Waste Systems

Composting in cities can be difficult in many ways. Some common challenges include households not having the time or space to actively participate, or municipalities not having compost centers or local compost pick-up services.

Some cities have established either drop-off compost centers or local compost pick-up as part of waste management systems. 

The idea is very simple: you gather your compostable items throughout the week, place them in the bins provided by the cities, then set them at the curb for pick-up or drop-off at your local center.

Recycling bins

In California, early involvement in composting programs lowered the production of solid waste tonnage by 50%. The city of Los Angeles surpassed the 50% reduction by regulating and collecting their green waste with a system of curbside collection bins, providing three recycling centers to handle compost, and by processing organic materials to make high quality compost for community-wide use. 

While popular in many major cities, such programs are not yet common throughout the United States. Your community’s annual Earth Day celebration may provide a good platform for eliciting interest in a community composting program and for asking local leaders to establish a program.

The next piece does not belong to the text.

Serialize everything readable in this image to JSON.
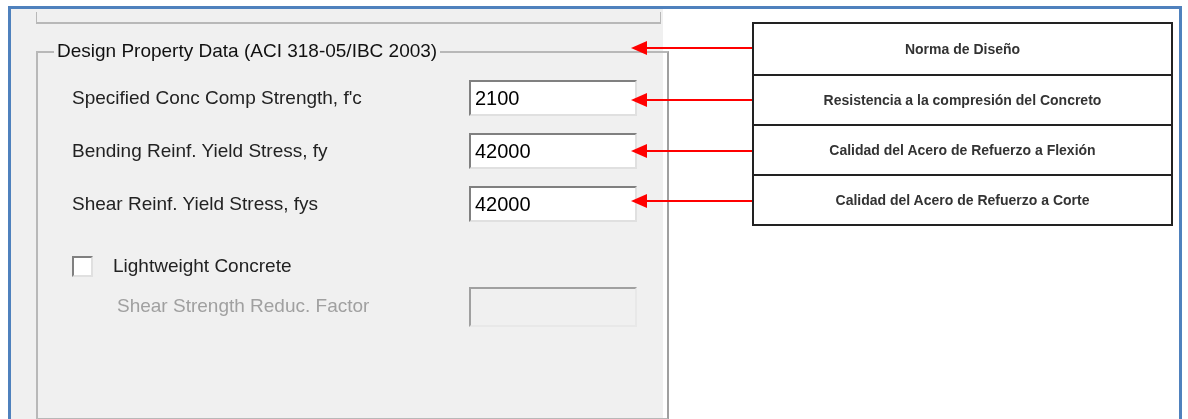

The EPA website has information for participating in Earth Day each year on April 22. On this day community members in many places participate in community clean ups—gathering recyclable items such as plastics, glass, and compostable items. This is a great way to move towards establishing community composting in your local area. See these resources from the EPA about how different communities have changed their waste systems to reaching 50% or more diversion from landfilling and combustion by a specific year through “reduce and reuse” as well as recycling and composting.